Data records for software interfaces

Start of Block

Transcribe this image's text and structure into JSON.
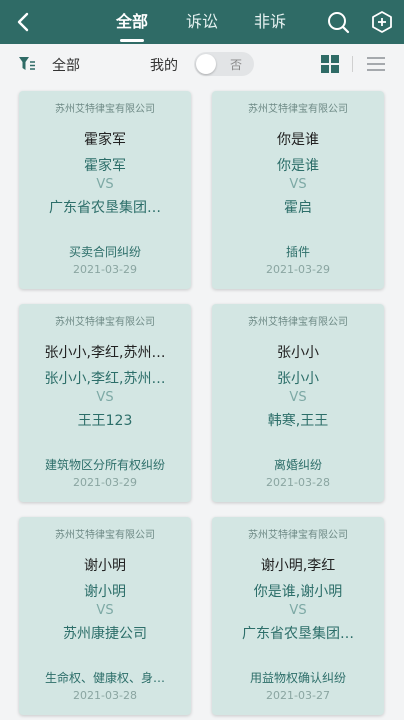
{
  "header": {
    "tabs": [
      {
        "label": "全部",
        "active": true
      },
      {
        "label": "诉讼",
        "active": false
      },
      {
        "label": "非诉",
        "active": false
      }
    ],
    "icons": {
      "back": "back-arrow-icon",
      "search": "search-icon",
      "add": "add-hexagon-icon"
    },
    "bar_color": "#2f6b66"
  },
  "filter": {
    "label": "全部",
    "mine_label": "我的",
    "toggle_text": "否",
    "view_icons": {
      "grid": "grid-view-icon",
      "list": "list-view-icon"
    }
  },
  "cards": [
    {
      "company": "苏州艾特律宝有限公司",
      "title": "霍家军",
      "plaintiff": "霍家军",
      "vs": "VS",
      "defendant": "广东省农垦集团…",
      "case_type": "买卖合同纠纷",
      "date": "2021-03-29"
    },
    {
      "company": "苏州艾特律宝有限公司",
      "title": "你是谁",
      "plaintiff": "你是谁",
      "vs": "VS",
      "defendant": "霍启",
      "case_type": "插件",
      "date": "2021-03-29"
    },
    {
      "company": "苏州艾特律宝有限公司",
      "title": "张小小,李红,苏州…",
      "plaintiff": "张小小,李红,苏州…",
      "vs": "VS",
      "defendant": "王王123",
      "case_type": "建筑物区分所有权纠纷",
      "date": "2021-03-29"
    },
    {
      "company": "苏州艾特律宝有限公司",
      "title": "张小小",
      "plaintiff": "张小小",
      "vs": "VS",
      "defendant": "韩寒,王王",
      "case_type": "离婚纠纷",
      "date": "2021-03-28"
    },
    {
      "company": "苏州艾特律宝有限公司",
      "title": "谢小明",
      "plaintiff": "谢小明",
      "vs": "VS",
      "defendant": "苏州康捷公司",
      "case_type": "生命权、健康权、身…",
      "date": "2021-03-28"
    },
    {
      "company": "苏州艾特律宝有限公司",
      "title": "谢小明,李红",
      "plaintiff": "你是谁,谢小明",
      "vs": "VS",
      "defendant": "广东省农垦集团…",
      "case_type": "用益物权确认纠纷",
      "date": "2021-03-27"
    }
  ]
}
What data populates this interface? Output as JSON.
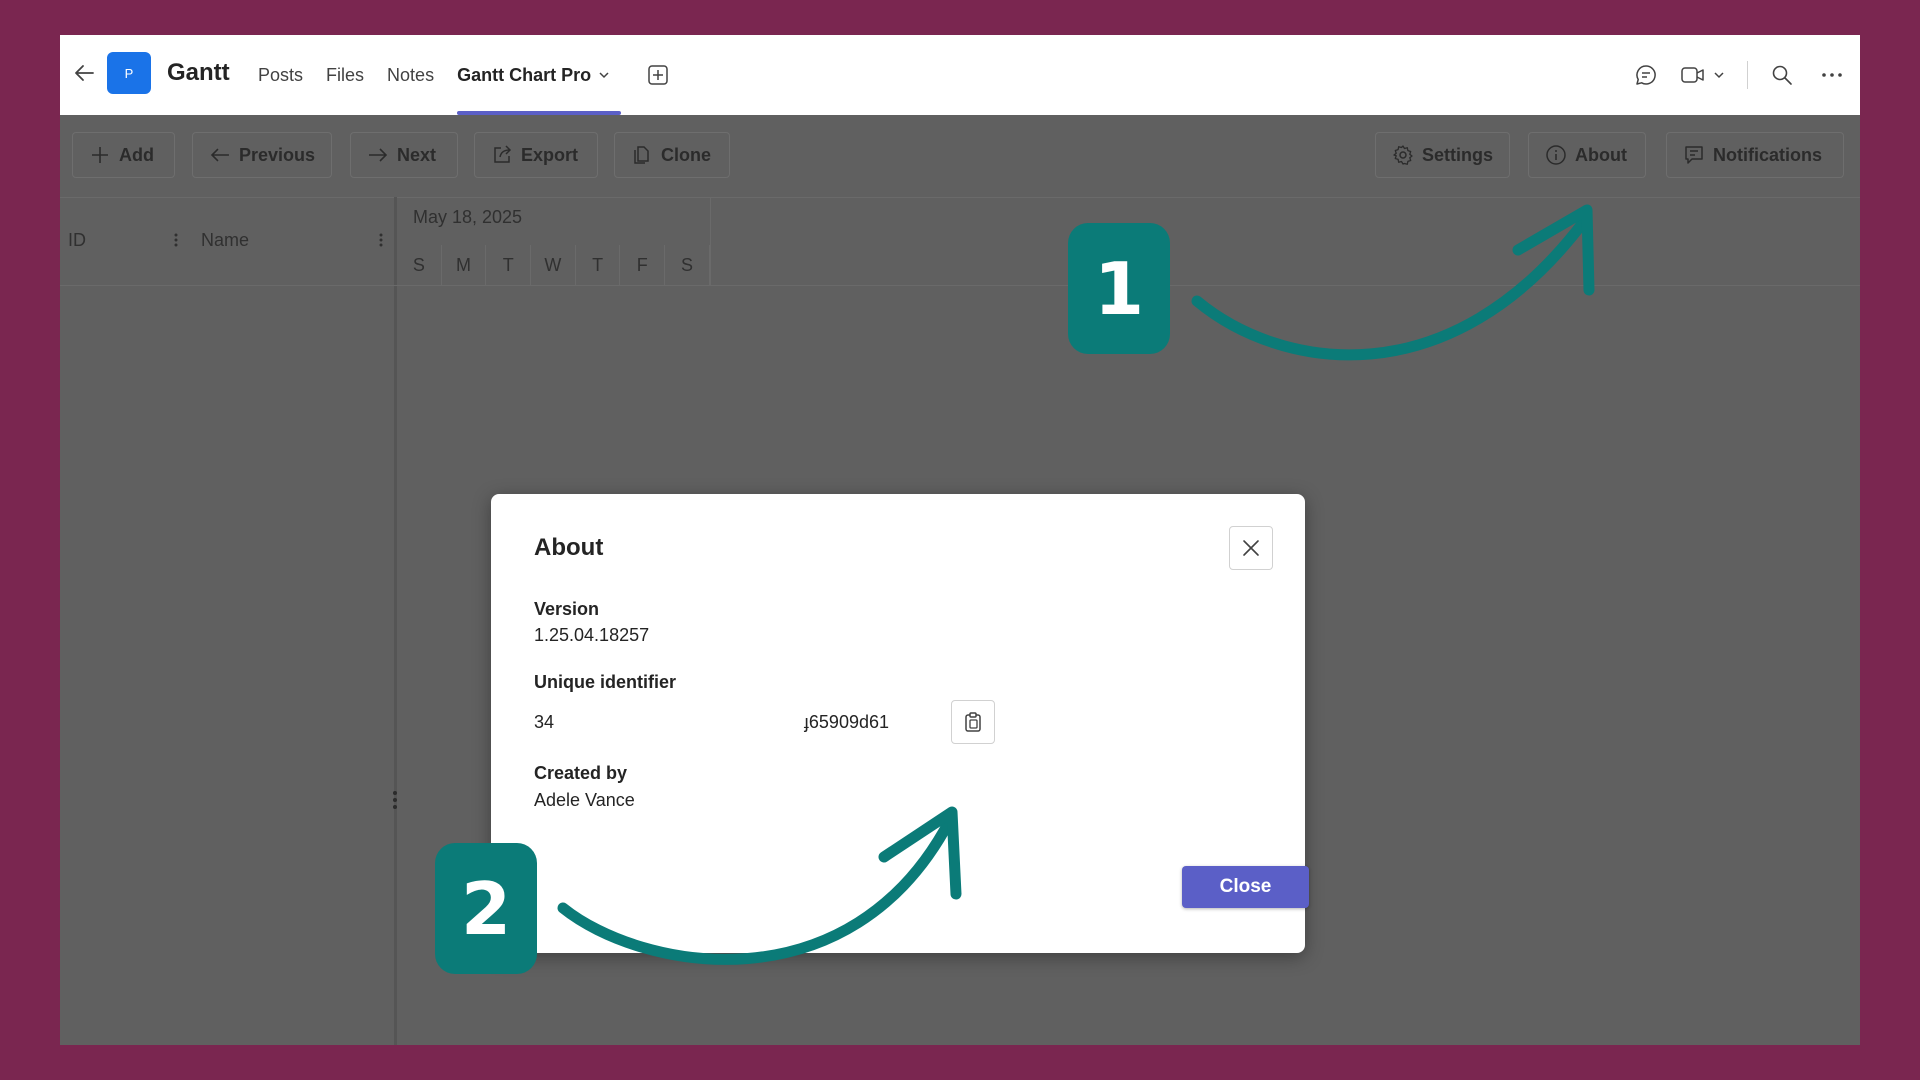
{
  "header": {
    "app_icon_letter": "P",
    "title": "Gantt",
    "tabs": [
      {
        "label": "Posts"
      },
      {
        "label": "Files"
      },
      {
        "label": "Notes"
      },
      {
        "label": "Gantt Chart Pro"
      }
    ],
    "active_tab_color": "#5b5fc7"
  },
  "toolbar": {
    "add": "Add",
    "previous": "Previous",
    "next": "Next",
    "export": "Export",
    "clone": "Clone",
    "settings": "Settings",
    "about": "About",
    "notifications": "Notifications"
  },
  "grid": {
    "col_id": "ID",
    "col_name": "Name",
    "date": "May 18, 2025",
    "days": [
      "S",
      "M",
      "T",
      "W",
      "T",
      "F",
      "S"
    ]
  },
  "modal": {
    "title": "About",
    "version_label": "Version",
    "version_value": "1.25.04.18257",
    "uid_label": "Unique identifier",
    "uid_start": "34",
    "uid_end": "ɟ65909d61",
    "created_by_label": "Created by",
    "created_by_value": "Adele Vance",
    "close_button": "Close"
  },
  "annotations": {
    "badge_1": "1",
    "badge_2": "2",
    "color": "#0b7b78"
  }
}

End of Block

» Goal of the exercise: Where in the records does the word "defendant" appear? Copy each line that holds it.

» Result:
      "defendant": "广东省农垦集团…",
      "defendant": "霍启",
      "defendant": "王王123",
      "defendant": "韩寒,王王",
      "defendant": "苏州康捷公司",
      "defendant": "广东省农垦集团…",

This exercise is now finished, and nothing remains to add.